--- DATA FOR THIS EXERCISE ---
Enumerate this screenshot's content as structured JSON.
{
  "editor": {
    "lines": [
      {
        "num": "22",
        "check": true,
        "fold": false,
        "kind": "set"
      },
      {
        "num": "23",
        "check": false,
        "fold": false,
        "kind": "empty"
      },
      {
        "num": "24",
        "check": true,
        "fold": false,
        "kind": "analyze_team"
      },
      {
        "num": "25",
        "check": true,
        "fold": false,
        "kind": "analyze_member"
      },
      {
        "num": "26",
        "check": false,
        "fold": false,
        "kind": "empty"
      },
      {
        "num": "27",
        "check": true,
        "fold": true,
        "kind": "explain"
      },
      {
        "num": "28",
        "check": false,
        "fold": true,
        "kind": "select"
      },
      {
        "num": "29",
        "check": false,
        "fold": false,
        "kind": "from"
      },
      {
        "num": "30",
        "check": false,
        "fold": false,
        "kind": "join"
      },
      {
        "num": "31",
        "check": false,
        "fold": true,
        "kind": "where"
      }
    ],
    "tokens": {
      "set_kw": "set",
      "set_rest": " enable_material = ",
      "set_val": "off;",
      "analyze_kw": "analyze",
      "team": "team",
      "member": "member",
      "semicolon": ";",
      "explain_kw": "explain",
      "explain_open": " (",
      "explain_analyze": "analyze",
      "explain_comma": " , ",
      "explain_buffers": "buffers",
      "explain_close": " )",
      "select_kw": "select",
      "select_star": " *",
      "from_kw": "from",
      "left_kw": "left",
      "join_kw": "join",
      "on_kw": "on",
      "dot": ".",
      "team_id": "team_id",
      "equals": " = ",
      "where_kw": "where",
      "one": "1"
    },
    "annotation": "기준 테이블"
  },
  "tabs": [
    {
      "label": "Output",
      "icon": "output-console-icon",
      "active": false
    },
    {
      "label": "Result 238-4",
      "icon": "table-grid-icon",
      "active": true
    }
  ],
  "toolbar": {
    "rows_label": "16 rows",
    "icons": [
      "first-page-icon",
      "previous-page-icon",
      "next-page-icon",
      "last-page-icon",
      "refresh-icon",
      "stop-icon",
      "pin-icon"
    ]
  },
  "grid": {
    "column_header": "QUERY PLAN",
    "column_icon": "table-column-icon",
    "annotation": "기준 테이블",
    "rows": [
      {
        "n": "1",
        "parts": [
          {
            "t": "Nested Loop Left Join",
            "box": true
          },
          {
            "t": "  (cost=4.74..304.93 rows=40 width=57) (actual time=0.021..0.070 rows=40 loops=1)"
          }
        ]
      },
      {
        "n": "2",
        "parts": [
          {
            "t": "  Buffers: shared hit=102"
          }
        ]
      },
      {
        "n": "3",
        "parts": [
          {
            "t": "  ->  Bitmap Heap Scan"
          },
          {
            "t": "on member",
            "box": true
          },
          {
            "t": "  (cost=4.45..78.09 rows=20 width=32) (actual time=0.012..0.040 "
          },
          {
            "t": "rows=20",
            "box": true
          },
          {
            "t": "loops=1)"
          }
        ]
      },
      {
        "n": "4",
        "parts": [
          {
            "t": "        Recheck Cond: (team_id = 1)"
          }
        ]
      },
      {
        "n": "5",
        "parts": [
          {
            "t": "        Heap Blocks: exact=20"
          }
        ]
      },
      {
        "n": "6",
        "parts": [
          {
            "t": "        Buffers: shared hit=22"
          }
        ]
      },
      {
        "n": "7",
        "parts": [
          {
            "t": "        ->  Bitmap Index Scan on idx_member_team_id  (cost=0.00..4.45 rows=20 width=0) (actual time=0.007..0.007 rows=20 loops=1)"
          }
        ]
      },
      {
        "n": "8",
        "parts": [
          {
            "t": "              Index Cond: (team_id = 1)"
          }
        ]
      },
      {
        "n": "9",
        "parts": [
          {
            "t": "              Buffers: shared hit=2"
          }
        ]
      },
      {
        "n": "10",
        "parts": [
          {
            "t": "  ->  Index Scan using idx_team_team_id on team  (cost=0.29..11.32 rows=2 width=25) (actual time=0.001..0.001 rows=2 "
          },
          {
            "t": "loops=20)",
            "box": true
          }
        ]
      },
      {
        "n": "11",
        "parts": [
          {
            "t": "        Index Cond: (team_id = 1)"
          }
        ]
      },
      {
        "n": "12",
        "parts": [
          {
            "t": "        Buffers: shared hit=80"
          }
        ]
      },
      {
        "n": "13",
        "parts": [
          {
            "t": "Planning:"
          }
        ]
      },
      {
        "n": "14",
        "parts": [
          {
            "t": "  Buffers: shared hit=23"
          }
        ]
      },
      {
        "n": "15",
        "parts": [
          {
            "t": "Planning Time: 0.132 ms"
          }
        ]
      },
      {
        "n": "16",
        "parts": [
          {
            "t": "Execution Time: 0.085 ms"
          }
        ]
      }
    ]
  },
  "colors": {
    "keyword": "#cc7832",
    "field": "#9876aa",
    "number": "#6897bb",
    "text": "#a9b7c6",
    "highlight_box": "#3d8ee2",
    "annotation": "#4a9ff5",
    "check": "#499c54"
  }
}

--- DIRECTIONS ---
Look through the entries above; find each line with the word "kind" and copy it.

--- OUTPUT OF THE EXERCISE ---
        "kind": "set"
        "kind": "empty"
        "kind": "analyze_team"
        "kind": "analyze_member"
        "kind": "empty"
        "kind": "explain"
        "kind": "select"
        "kind": "from"
        "kind": "join"
        "kind": "where"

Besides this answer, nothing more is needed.